Tag Archives: laypeople

Saints of Korea

The founders of churches throughout the world have an important place in our church calendar, because they did what Jesus commanded: “Go out to the whole world and preach the gospel, baptizing them in the name of the Father and of the Son and of the Holy Spirit.” (Matthew 25 ) 

Church founders are apostles like Peter and Paul, founders of the church in Rome, (June 29), or monk-bishops like Boniface, founder of the church of the Germanic peoples, (June 5), Patrick, founder of the church in Ireland, (March 17) Ansgar, founder of the church in Scandanavia, (February 3),  Cyril and Methodius, founders of the church in the Slavic nations (February14).

The church in Korea, whose founding we celebrate today, can be traced back to the 17th century. Its foundation is special, as Pope John Paul II noted at the canonization of the Korean Martyrs, May 6, 1984:

“The Korean Church is unique because it was founded entirely by laypeople. This fledgling Church, so young and yet so strong in faith, withstood wave after wave of fierce persecution. Thus, in less than a century, it could boast of 10,000 martyrs. The death of these many martyrs became the leaven of the Church and led to today’s splendid flowering of the Church in Korea. Even today their undying spirit sustains the Christians of the Church of Silence in the north of this tragically divided land.” – Pope John Paul II at the canonization of the Korean Martyrs, May 6, 1984.

A priest, Andrew Kim Taegon and a layman Paul Chong Hasang, head the list of 103 martyrs canonized in 1984, but the early Korean church was from the first a church of laypeople. Decades before those celebrated today, it was without priests or bishops. All lay people, they kept faith alive at great cost and offered it to others. 

 By its nature, the Catholic Church draws from its member churches the gifts God has given them. The church is the body of Christ. May our churches today, old and new, be blessed with lay people like those who founded the church in Korea.

The Second Vatican Council, 60 years or so ago,  called for increasing the role of the laity in the Catholic Church. It seems to me that goal has still to be met, at least in my country. 

“Once again, Jesus sends lay people into every town and place where he will come (cf.Luke 10:1) so that they may show that they are co-workers in the various forms and modes of the one apostolate of the Church, which must be constantly adapted to the new needs of our times. Ever productive as they should be in the work of the Lord, they know that their labor in him is not in vain (cf.  1 Cor.15:58).”  (Decree on Laity, 33)
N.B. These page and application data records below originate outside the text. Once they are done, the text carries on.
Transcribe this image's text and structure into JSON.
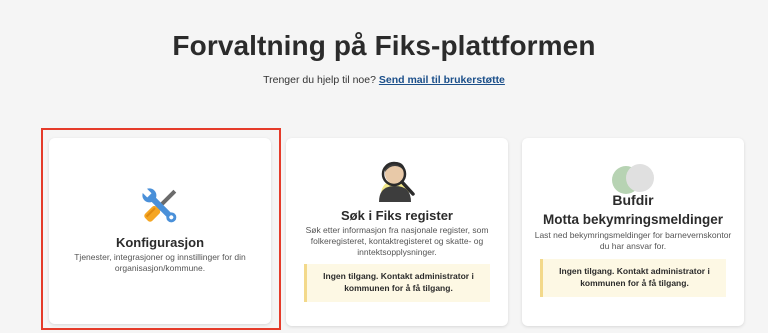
{
  "page": {
    "title": "Forvaltning på Fiks-plattformen",
    "help_text": "Trenger du hjelp til noe?",
    "help_link": "Send mail til brukerstøtte"
  },
  "cards": [
    {
      "icon": "tools-icon",
      "title": "Konfigurasjon",
      "description": "Tjenester, integrasjoner og innstillinger for din organisasjon/kommune."
    },
    {
      "icon": "person-search-icon",
      "title": "Søk i Fiks register",
      "description": "Søk etter informasjon fra nasjonale register, som folkeregisteret, kontaktregisteret og skatte- og inntektsopplysninger.",
      "notice": "Ingen tilgang. Kontakt administrator i kommunen for å få tilgang."
    },
    {
      "icon": "bufdir-logo-icon",
      "org": "Bufdir",
      "title": "Motta bekymringsmeldinger",
      "description": "Last ned bekymringsmeldinger for barnevernskontor du har ansvar for.",
      "notice": "Ingen tilgang. Kontakt administrator i kommunen for å få tilgang."
    }
  ],
  "colors": {
    "background": "#f5f5f5",
    "link": "#1b4f8a",
    "highlight": "#e53b2a",
    "notice_bg": "#fdf8e4"
  }
}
O God, who have been pleased to increase your adopted children in all the world, and who made the blood of the Martyrs Saint Andrew Kim Tae-gǒn and his companions a most fruitful seed of Christians, grant that we may be defended by their help and profit always from their example.Through our Lord Jesus Christ, your Son, who lives and reigns with you in the unity of the Holy Spirit, God, for ever and ever.Amen.
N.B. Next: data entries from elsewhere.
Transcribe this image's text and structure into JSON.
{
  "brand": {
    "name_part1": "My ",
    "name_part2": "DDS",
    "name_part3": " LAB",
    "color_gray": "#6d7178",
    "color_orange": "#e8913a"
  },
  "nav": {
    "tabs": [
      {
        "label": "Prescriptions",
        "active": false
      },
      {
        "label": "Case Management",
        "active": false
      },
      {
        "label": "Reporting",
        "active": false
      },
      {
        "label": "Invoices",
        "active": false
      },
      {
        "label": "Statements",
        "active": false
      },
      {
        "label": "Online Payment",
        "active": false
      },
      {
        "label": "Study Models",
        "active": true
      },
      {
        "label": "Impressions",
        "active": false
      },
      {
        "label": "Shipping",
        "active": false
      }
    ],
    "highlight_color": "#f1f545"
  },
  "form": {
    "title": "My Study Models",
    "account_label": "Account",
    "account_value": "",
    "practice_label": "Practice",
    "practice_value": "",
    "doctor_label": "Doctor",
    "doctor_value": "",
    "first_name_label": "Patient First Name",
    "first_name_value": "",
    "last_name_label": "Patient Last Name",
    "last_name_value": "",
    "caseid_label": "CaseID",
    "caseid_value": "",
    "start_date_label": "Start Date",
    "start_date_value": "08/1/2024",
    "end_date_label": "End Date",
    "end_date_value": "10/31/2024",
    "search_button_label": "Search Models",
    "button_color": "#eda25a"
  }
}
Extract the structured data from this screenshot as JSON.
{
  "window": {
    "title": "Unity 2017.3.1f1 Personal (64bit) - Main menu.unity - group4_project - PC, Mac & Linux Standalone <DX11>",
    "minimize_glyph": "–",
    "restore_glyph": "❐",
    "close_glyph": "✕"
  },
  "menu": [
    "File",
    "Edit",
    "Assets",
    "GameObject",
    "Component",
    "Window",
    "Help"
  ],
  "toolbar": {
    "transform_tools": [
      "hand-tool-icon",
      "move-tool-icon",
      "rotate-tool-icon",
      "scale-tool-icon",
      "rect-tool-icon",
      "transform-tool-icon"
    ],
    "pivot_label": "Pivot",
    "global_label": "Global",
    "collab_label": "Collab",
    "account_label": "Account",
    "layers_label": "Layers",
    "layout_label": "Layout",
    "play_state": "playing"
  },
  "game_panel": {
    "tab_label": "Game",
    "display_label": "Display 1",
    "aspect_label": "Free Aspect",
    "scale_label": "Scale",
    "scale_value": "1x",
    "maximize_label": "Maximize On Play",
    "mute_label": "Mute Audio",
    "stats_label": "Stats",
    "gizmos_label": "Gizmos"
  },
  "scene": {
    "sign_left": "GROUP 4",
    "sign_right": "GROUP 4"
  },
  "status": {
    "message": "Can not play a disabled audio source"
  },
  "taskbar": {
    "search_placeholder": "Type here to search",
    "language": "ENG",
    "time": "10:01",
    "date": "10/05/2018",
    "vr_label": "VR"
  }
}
Preaching, 2

Yesterday I offered some thoughts on preaching. Today a few more reflections. Who are those we preach to today? We should know them as they are and the church in which we preach as it is.

Let’s recognize we’re preaching to people and to a church experiencing a priest shortage, a declining number of women and men religious, and a weakened hierarchy.Statistics– surely we see it ourselves– tell us that people, especially the younger generation, aren’t going to church as they once did.  Our parishes are suffering from a decline in members and Catholic schools are closing.

It’s a church roiled by sexual scandals, controversy over the place of women, issues like gay marriage, abortion and government regulations. Certainly,  Jesus Christ will be with us always and the church will survive, but what can we do to strengthen it?

I think the closest historical parallel to our American church today may be the Catholic church in American colonial times, which one historian describes as a “priestless, popeless church.”  We might add  “sisterless” to describe our church, since religious woman had a major role in its growth until now.

The colonial church survived, according to historians, because it was kept alive in the home, by prayerbooks and catechisms. (cf. The Faithful: A History of Catholics in American, by James M. O’Toole, Harvard,  2008)

Historical parallels are never absolute, but that era may suggest a preaching aimed at building a home-based faith, that is strongly catechetical and that promotes a life of regular prayer in people.

What would the prayerbook and basic catechism for today’s church be? The bible, now providentially blessed with new tools to access the treasures of its spirituality. We need a preaching that directs people to this source and helps them mine it.

It’s important we recommend the best versions of the scripture available (The New American Bible, The Jerusalem Bible) and encourage people to use aids like The Magnificat and Give Us Our Daily Bread to follow the daily lectionary.

Who preaches?

I believe we need a new generation of preachers in our churches and wherever the gospel can be proclaimed: men and women, priests, religious and laypeople. I’m not looking for new Bishop Fulton Sheens, spell–binding orators to dazzle us with their eloquence.

I think I’d prefer preachers with more modest skills. Maybe preachers like the hosts on the cooking shows on television, who whip up good food and bow out modestly after they show you how it’s done. I think  laypeople will have an increasing role in the renewal of preaching.

What about canon law? “The times, they are a-changing.”